Within the data below, find the string "background" and return each line where it occurs.

**Material to process:**

□ □ □

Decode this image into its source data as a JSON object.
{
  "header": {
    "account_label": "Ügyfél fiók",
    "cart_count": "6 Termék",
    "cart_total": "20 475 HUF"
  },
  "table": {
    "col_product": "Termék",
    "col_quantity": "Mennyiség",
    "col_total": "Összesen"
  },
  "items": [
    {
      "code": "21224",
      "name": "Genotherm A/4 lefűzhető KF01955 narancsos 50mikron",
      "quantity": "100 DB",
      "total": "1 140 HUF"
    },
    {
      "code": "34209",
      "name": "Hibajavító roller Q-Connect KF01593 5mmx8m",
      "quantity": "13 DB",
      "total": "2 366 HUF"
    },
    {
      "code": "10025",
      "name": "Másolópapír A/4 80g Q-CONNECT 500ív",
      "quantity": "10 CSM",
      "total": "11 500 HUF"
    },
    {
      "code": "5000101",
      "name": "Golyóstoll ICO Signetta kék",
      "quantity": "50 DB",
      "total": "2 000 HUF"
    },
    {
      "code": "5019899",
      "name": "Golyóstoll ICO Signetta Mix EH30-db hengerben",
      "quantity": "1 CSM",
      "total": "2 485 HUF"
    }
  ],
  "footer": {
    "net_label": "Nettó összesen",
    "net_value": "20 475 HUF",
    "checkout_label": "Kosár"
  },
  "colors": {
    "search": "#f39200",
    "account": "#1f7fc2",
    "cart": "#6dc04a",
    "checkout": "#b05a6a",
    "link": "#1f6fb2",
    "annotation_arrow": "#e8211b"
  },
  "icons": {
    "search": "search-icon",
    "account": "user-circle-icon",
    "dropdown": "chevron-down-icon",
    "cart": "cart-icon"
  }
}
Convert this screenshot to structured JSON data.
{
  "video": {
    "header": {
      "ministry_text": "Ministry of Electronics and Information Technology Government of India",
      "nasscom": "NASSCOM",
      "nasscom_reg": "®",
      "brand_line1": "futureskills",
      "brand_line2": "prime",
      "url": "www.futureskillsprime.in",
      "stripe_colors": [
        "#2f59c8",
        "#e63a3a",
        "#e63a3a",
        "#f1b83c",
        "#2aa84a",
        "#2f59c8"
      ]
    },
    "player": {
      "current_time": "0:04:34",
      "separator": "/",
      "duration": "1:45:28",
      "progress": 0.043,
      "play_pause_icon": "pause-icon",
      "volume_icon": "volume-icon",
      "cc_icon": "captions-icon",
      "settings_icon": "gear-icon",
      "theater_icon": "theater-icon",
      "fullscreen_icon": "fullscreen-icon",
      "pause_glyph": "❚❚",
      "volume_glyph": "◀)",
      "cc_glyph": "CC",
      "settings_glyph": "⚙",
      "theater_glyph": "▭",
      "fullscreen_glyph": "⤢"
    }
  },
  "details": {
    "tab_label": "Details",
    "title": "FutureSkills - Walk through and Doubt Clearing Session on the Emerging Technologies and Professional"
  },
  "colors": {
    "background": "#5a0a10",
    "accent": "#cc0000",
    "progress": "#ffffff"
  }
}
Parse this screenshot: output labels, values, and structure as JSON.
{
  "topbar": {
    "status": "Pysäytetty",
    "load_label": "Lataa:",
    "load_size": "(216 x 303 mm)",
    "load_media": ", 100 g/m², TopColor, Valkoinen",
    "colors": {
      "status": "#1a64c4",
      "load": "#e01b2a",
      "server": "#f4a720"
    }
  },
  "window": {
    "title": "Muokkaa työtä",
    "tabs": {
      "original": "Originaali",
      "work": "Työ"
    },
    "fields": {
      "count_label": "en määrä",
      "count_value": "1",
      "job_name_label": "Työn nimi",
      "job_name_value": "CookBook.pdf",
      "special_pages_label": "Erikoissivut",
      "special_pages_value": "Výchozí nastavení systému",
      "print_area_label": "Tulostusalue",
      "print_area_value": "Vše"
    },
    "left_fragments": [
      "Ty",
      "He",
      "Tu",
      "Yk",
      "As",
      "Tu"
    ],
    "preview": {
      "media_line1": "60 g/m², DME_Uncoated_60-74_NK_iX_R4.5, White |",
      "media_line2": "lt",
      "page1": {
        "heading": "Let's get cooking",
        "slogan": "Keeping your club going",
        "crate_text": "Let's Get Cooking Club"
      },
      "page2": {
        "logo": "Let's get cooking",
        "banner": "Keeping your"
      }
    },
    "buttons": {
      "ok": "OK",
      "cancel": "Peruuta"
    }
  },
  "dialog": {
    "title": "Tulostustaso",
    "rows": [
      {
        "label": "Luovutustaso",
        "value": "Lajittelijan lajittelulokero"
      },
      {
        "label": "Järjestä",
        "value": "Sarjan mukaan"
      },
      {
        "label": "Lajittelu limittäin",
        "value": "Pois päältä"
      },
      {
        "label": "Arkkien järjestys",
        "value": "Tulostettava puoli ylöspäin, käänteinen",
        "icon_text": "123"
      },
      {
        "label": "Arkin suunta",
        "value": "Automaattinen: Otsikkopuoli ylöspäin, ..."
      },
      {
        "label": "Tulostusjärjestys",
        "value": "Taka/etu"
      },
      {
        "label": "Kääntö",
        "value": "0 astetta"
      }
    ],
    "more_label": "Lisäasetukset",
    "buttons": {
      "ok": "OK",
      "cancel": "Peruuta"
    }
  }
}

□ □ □

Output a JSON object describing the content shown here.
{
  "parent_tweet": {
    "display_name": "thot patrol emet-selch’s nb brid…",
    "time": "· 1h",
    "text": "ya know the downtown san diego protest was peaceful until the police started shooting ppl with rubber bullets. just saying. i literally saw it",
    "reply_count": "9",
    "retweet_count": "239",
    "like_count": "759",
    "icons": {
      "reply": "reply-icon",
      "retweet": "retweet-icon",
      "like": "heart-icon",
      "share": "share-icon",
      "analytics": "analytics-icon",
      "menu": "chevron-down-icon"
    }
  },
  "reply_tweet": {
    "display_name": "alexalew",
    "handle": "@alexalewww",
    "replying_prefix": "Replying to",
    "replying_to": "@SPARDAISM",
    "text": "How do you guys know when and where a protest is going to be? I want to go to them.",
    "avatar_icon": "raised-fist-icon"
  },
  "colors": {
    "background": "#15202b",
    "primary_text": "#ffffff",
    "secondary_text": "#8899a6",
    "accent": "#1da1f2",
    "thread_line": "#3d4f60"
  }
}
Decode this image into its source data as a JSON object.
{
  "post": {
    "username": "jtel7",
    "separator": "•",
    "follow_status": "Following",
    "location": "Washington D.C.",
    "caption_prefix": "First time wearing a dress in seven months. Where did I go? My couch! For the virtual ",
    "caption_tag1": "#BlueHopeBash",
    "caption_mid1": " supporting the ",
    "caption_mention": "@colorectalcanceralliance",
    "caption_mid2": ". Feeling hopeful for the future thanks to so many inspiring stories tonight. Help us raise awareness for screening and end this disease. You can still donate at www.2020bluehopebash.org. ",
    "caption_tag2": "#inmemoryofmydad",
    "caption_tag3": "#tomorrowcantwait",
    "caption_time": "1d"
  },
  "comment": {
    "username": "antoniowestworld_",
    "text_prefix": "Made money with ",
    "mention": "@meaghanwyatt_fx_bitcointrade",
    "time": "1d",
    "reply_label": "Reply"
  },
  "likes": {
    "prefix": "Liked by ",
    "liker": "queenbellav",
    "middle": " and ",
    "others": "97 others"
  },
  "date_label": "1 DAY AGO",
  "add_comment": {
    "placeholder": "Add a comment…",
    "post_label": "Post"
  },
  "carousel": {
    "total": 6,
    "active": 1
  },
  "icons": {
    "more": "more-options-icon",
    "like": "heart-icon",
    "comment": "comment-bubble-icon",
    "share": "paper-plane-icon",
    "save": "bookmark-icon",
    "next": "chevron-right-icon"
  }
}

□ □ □

**Task response:**
    "background": "#5a0a10",
    "background": "#15202b",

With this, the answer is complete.